BREAKING NEWS
Gain (laser)

## Summary

In laser physics, gain or amplification is a process where the medium transfers part of its energy to the emitted electromagnetic radiation, resulting in an increase in optical power. This is the basic principle of all lasers. Quantitatively, gain is a measure of the ability of a laser medium to increase optical power.

## Definition

The gain can be defined as the derivative of logarithm of power ${\displaystyle ~P~}$  as it passes through the medium. The factor by which an input beam is amplified by a medium is called the gain and is represented by G.

${\displaystyle G={\frac {\rm {d}}{{\rm {d}}z}}\ln(P)={\frac {{\rm {d}}P/{\rm {d}}z}{P}}}$

where ${\displaystyle ~z~}$  is the coordinate in the direction of propagation. This equation neglects the effects of the transversal profile of beam.

In the quasi-monochromatic paraxial approximation, the gain can be taken into account with the following equation

${\displaystyle 2ik{\frac {\partial E}{\partial z}}=\Delta _{\perp }E+2\nu E+iGE}$ ,

where ${\displaystyle ~\nu ~}$  is variation of index of refraction (Which is supposed to be small),

${\displaystyle ~E~}$  is complex field, related to the physical electric field ${\displaystyle ~E_{\rm {phys}}~}$  with relation ${\displaystyle ~E_{\rm {phys}}={\rm {Re}}\left({\vec {e}}E\exp(ikz-i\omega t)\right)~}$ , where ${\displaystyle ~{\vec {e}}~}$  is vector of polarization, ${\displaystyle ~k~}$  is wavenumber, ${\displaystyle ~\omega ~}$  is frequency, ${\displaystyle ~\Delta _{\rm {\perp }}=\left({\frac {\partial ^{2}}{\partial x^{2}}}+{\frac {\partial ^{2}}{\partial y^{2}}}\right)~}$  is transversal Laplacian; ${\displaystyle ~{\rm {Re~}}}$  means real part.

## Gain in quasi two-level system

In the simple quasi two-level system, the gain can be expressed in terms of populations ${\displaystyle ~N_{1}~}$  and ${\displaystyle ~N_{2}~}$  of lower and excited states:

${\displaystyle ~G=\sigma _{\rm {e}}N_{2}-\sigma _{\rm {a}}N_{1}~}$

where ${\displaystyle ~\sigma _{\rm {e}}~}$  and ${\displaystyle ~\sigma _{\rm {a}}~}$  are effective emission and absorption cross-sections. In the case of non-pumped medium, the gain is negative.

Round-trip gain means gain multiplied by the length of propagation of the laser emission during a single round-trip.
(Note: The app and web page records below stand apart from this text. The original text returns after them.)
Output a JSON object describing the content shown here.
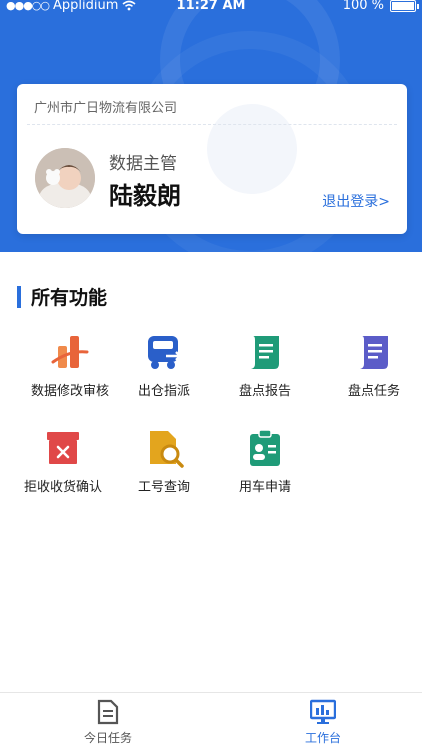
{
  "status_bar": {
    "carrier": "Applidium",
    "time": "11:27 AM",
    "battery": "100 %"
  },
  "profile_card": {
    "company": "广州市广日物流有限公司",
    "role": "数据主管",
    "name": "陆毅朗",
    "logout_label": "退出登录>"
  },
  "section": {
    "title": "所有功能"
  },
  "functions": [
    {
      "label": "数据修改审核",
      "icon": "data-audit-icon",
      "color": "#e8643a"
    },
    {
      "label": "出仓指派",
      "icon": "truck-dispatch-icon",
      "color": "#2a5fc9"
    },
    {
      "label": "盘点报告",
      "icon": "report-scroll-icon",
      "color": "#1f9b78"
    },
    {
      "label": "盘点任务",
      "icon": "task-scroll-icon",
      "color": "#5b5cc8"
    },
    {
      "label": "拒收收货确认",
      "icon": "reject-box-icon",
      "color": "#e04848"
    },
    {
      "label": "工号查询",
      "icon": "id-search-icon",
      "color": "#e3a51e"
    },
    {
      "label": "用车申请",
      "icon": "vehicle-request-icon",
      "color": "#1f9b78"
    }
  ],
  "bottom_nav": [
    {
      "label": "今日任务",
      "icon": "document-icon",
      "active": false
    },
    {
      "label": "工作台",
      "icon": "monitor-icon",
      "active": true
    }
  ],
  "colors": {
    "primary": "#2a6fdc",
    "inactive_nav": "#555555"
  }
}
In the case of gain varying along the length, the round-trip gain can be expressed with integral ${\displaystyle g=\int G{\rm {d}}z}$ . This definition assumes either flat-top profile of the laser beam inside the laser, or some effective gain, averaged across the beam cross-section.

The amplification coefficient ${\displaystyle ~K~}$  can be defined as ratio of the output power ${\displaystyle ~P_{\rm {out}}}$  to the input power ${\displaystyle ~P_{\rm {in}}}$ :

${\displaystyle ~K=P_{\rm {out}}/P_{\rm {in}}}$ .

It is related with gain; ${\displaystyle ~K=\exp \left(\int G{\rm {d}}z\right)~}$ .

The gain and the amplification coefficient should not be confused with the magnification coefficient. The magnification characterizes the scale of enlarging of an image; such enlargement can be realized with passive elements, without gain medium. [1]

## Alternative terminology and notations

There is no established terminology about gain and absorption. Everyone is free to use own notations, and it is not possible to cover all the systems of notations in this article.

In radiophysics, gain may mean logarithm of the amplification coefficient.

In many articles on laser physics, which do not use the amplification coefficient ${\displaystyle ~K~}$  defined above, the gain is called Amplification coefficient, in analogy with Absorption coefficient, which is actually not a coefficient at all; one has to multiply it to the length of propagation (thickness), change the signum, take inverse of the exponential, and only then get the coefficient of attenuation of the sample.

Some publications use term increment instead of gain and decrement instead of absorption coefficient to avoid the ambiguity,[2] exploiting the analogy between paraxial propagation of quasi-monochromatic waves and time evolution of a dynamic system.